We most think of haunted places being
old abandoned houses and graveyards,
yet those dreaded intersections known
as crossroads are considered in most
places to be quite haunted or at least
enchanted. In much of the folklore,
a crossroad was a place where fairies,
witches, ghosts, and all manner of
uncanny beings were said to haunt.
Throughout the ancient world deities
such as the Greek Goddess Hecate were
said to be seen wandering over crossroads.
Often the ancients left offerings
to Hecate at crossroads such Hecate
Cakes, sweet cakes decorated with
lit candles (an antecedent to the
modern birthday cake).
During the Christian era such worship
was seen as satanic with the early
church villifying all such pagan practices.
Soon crossroads became identified
with demons and the devil himself.
Stories of people selling their souls
to the devil became common.
Also See: ROBERT
JOHNSON’S DEAL WITH THE DEVIL
AND THE CROSSROADS CURSE ...
My own theory is that early christians
who saw the pagan peasantry worshipping
at a crossroads became convinced these
were devil wroshippers due to the
Another superstition held that vampires
usually attacked people lost at the
crossroads. But, a counter belief
held that suspected vampires should
be buried at the crossroads to confuse
the corpse when it rises. The undead
have a hard time with directions it
would seem. Vampires, suicides, a
murderers were usually buried at a
Among the voodoo faiths of the carribean,
this intersection of roads was considered
magical with many deities being connected
to it. In Cuban Santeria, the trickster
Eleggua was conjured at a crossroads
as is his Haitian counterpart Legba.
In Brazil, the practioners of Macumba
still leave offerings at crossroads.
Belief in it being a magical place
can be found everywhere from Mexico
to India.

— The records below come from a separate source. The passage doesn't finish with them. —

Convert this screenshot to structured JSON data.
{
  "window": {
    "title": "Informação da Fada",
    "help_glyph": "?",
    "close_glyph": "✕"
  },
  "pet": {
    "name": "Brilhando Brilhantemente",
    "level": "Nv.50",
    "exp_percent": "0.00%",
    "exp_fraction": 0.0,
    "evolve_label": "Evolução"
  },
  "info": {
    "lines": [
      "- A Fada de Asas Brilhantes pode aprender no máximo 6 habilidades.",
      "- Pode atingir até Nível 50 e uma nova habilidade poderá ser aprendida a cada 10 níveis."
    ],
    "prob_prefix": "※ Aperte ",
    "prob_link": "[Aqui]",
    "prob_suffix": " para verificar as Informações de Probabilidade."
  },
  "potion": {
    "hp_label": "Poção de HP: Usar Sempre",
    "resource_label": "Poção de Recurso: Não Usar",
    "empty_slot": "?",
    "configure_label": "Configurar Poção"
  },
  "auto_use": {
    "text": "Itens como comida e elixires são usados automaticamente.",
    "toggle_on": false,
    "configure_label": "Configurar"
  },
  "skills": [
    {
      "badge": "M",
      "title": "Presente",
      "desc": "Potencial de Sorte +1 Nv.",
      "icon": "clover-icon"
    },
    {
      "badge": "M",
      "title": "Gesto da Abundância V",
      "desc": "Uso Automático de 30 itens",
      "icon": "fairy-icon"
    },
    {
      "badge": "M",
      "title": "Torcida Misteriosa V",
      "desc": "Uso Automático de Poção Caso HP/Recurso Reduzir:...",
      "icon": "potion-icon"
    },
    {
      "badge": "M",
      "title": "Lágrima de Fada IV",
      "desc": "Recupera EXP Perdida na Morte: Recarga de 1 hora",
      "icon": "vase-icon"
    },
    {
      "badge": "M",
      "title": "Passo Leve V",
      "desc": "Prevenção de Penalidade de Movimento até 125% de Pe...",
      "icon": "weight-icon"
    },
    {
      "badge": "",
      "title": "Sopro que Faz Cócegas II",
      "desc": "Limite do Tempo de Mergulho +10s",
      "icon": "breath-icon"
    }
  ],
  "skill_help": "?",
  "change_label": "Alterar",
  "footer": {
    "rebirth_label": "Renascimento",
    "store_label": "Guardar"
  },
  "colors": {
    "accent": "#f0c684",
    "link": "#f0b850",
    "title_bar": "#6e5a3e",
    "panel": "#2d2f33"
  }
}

Since a crossroad is ambiguous
in nature being not one direction,
but actually four, this causes it
to be an uncanny place.
Among ancient people this ambiguity
be it the midnight hour or a place
such as a door way (or crossroad)
was considered especially susceptible
to supernatural forces. it should
also be noted that New Year\'s Eve
held just such an ambiguous nature,
and at one time Halloween was the
Celtic New Year. So, these ambiguous
places and times remain places of
uncanny and supernatural forces, even
So, this Halloween you might well
avoid an intersection of roads, or
you might run into Hecate and her
Chris Friend has been publishing
his artwork and articles for twenty
odd years, Mostly in small press horror
and sci-fi magazines. He has had work
in such zines as Black Petals, Stygian
Articles, Space and Time, and too
many to count. He earns his living
as a Certified Nurse's Aide and care
provider. He also publishes a newsletter
Chris is 47 years and hopes to acomplish
out his web site here: